Reason 4: We can no longer ignore “the other” in our pluralist world.
We are more in contact with a wider range of people than ever before. If we deny this reality our religions will wither and die. And more than that, like Bede Griffiths, we begin to sense the call of the “other half of our souls” which often lies beyond our tradition.
One of the major themes of the consciousness emerging at this time is that we come to terms with our “shadow” selves. We can no longer hide from Life by projecting onto and then rejecting the “Other”, that which we do not accept about ourselves. We can no longer justify this lack of responsibility, this willing ignorance, via our traditional moralities which create and maintain an evil or enemy “out there”.

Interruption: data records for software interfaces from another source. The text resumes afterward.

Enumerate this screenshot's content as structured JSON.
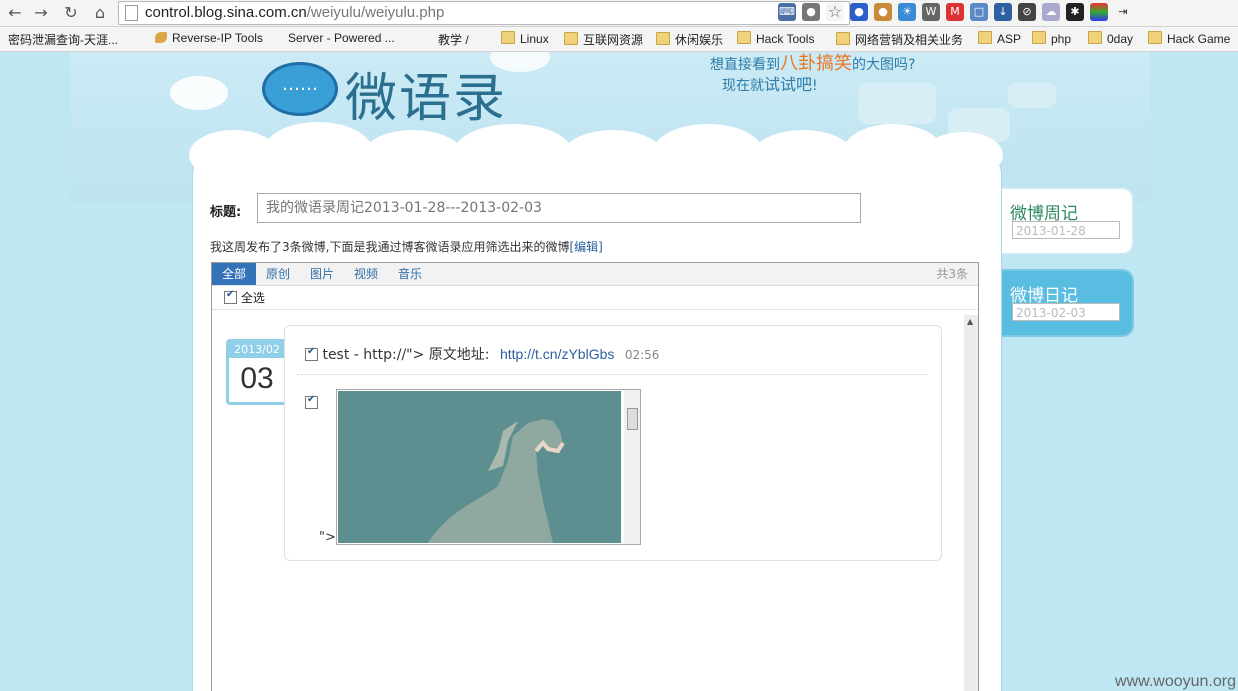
{
  "browser": {
    "back_icon": "back-arrow-icon",
    "forward_icon": "forward-arrow-icon",
    "reload_icon": "reload-icon",
    "home_icon": "home-icon",
    "url_host": "control.blog.sina.com.cn",
    "url_path": "/weiyulu/weiyulu.php"
  },
  "bookmarks": [
    {
      "label": "密码泄漏查询-天涯...",
      "icon": "page"
    },
    {
      "label": "Reverse-IP Tools",
      "icon": "tool"
    },
    {
      "label": "Server - Powered ...",
      "icon": "page"
    },
    {
      "label": "教学 /",
      "icon": "page"
    },
    {
      "label": "Linux",
      "icon": "folder"
    },
    {
      "label": "互联网资源",
      "icon": "folder"
    },
    {
      "label": "休闲娱乐",
      "icon": "folder"
    },
    {
      "label": "Hack Tools",
      "icon": "folder"
    },
    {
      "label": "网络营销及相关业务",
      "icon": "folder"
    },
    {
      "label": "ASP",
      "icon": "folder"
    },
    {
      "label": "php",
      "icon": "folder"
    },
    {
      "label": "0day",
      "icon": "folder"
    },
    {
      "label": "Hack Game",
      "icon": "folder"
    }
  ],
  "header": {
    "logo_bubble": "……",
    "logo_text": "微语录",
    "promo_line1_a": "想直接看到",
    "promo_line1_hl": "八卦搞笑",
    "promo_line1_b": "的大图吗?",
    "promo_line2_a": "现在就",
    "promo_line2_big": "试试吧",
    "promo_line2_b": "!"
  },
  "form": {
    "title_label": "标题:",
    "title_placeholder": "我的微语录周记2013-01-28---2013-02-03",
    "intro_text": "我这周发布了3条微博,下面是我通过博客微语录应用筛选出来的微博",
    "intro_edit": "[编辑]"
  },
  "list": {
    "tabs": [
      "全部",
      "原创",
      "图片",
      "视频",
      "音乐"
    ],
    "active_tab": 0,
    "count": "共3条",
    "select_all": "全选"
  },
  "post": {
    "date_ym": "2013/02",
    "date_day": "03",
    "text": "test - http://\"> 原文地址:",
    "link": "http://t.cn/zYblGbs",
    "time": "02:56",
    "trailing": "\">"
  },
  "sidebar": {
    "week_title": "微博周记",
    "week_date": "2013-01-28",
    "day_title": "微博日记",
    "day_date": "2013-02-03"
  },
  "watermark": "www.wooyun.org",
  "colors": {
    "page_bg": "#bfe6f3",
    "accent_blue": "#3473b7",
    "link": "#2c5f9e",
    "promo_highlight": "#e87620",
    "badge": "#8fd0e8"
  }
}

We need to decommission words like “heathen”, “heretic”, “kafir”, “infidel” and “unbeliever”, words which institutionalize our denial. As Koos Kombuis, Afrikaner bard sings,
“Ons is almal kaffirs (We are all infidels)”.

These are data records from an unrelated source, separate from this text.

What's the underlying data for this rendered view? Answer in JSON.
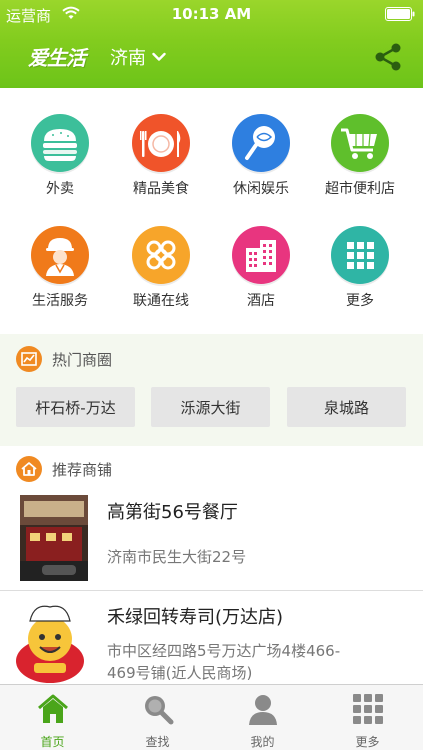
{
  "status_bar": {
    "carrier": "运营商",
    "time": "10:13 AM"
  },
  "nav": {
    "logo": "爱生活",
    "city": "济南"
  },
  "categories": [
    {
      "label": "外卖",
      "icon": "burger-icon",
      "color": "#3cbf9a"
    },
    {
      "label": "精品美食",
      "icon": "plate-utensils-icon",
      "color": "#f0542a"
    },
    {
      "label": "休闲娱乐",
      "icon": "lollipop-icon",
      "color": "#2e7fe0"
    },
    {
      "label": "超市便利店",
      "icon": "shopping-cart-icon",
      "color": "#5fbf2c"
    },
    {
      "label": "生活服务",
      "icon": "worker-icon",
      "color": "#f07a1a"
    },
    {
      "label": "联通在线",
      "icon": "unicom-knot-icon",
      "color": "#f7a52a"
    },
    {
      "label": "酒店",
      "icon": "hotel-building-icon",
      "color": "#e8357f"
    },
    {
      "label": "更多",
      "icon": "grid-icon",
      "color": "#2fb5a5"
    }
  ],
  "hot": {
    "title": "热门商圈",
    "chips": [
      "杆石桥-万达",
      "泺源大街",
      "泉城路"
    ]
  },
  "recommend": {
    "title": "推荐商铺",
    "shops": [
      {
        "name": "高第街56号餐厅",
        "address": "济南市民生大街22号"
      },
      {
        "name": "禾绿回转寿司(万达店)",
        "address": "市中区经四路5号万达广场4楼466-469号铺(近人民商场)"
      }
    ]
  },
  "tabs": [
    {
      "label": "首页",
      "icon": "home-icon"
    },
    {
      "label": "查找",
      "icon": "search-icon"
    },
    {
      "label": "我的",
      "icon": "user-icon"
    },
    {
      "label": "更多",
      "icon": "grid-icon"
    }
  ],
  "colors": {
    "brand_green": "#6bc319",
    "active_tab": "#4aa51a",
    "section_orange": "#f08a22"
  }
}
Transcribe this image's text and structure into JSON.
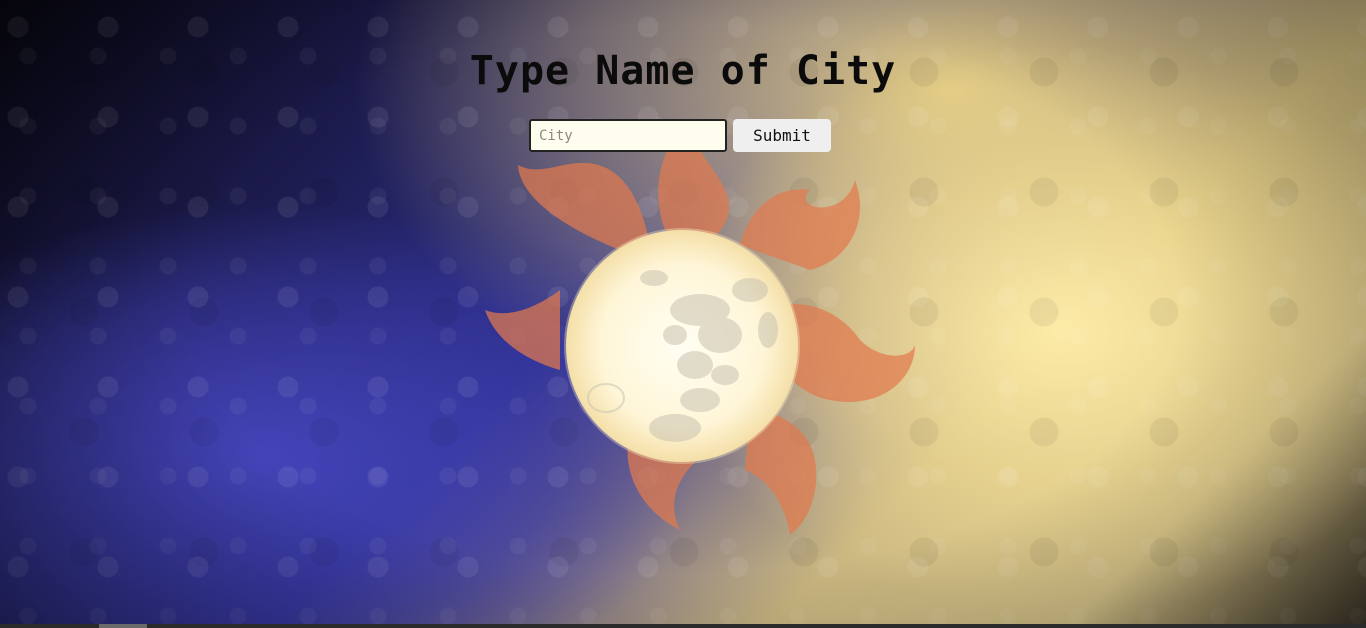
{
  "page": {
    "title": "Type Name of City"
  },
  "search": {
    "placeholder": "City",
    "value": "",
    "submit_label": "Submit"
  },
  "background": {
    "emblem": "sun-moon-emblem",
    "colors": {
      "sky_dark": "#07060f",
      "sky_blue": "#2f3192",
      "glow_yellow": "#ffeeaa",
      "flame_orange": "#e0764a",
      "moon_cream": "#fffbe6"
    }
  }
}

If we don’t whole heatedly engage this “heart” work, this painful humbling, this acknowledgement of our addiction, denial and darkness, mutual destruction is guaranteed.

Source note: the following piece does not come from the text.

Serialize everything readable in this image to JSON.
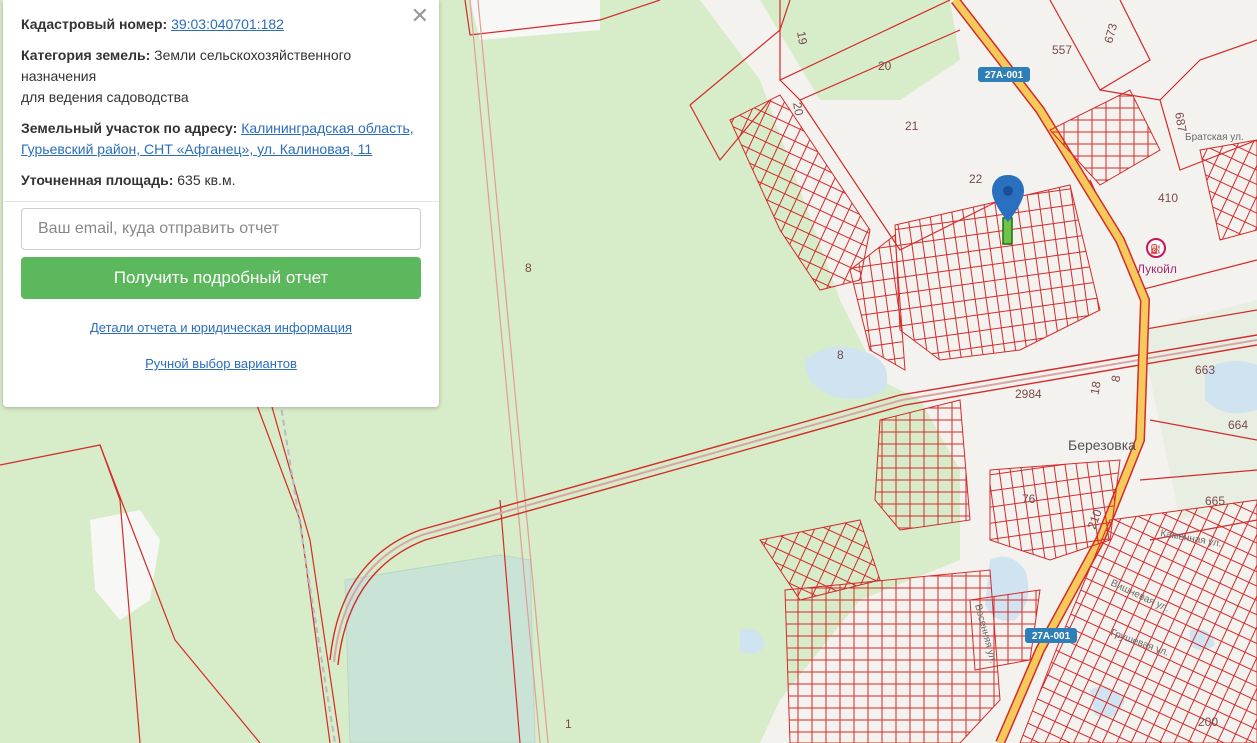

There is no choice in a pluralist world to but to face ourselves and our others with a new story. And I believe that our religious traditions can give us this story, if we read them intelligently, humbly and with fresh eyes, especially those of another.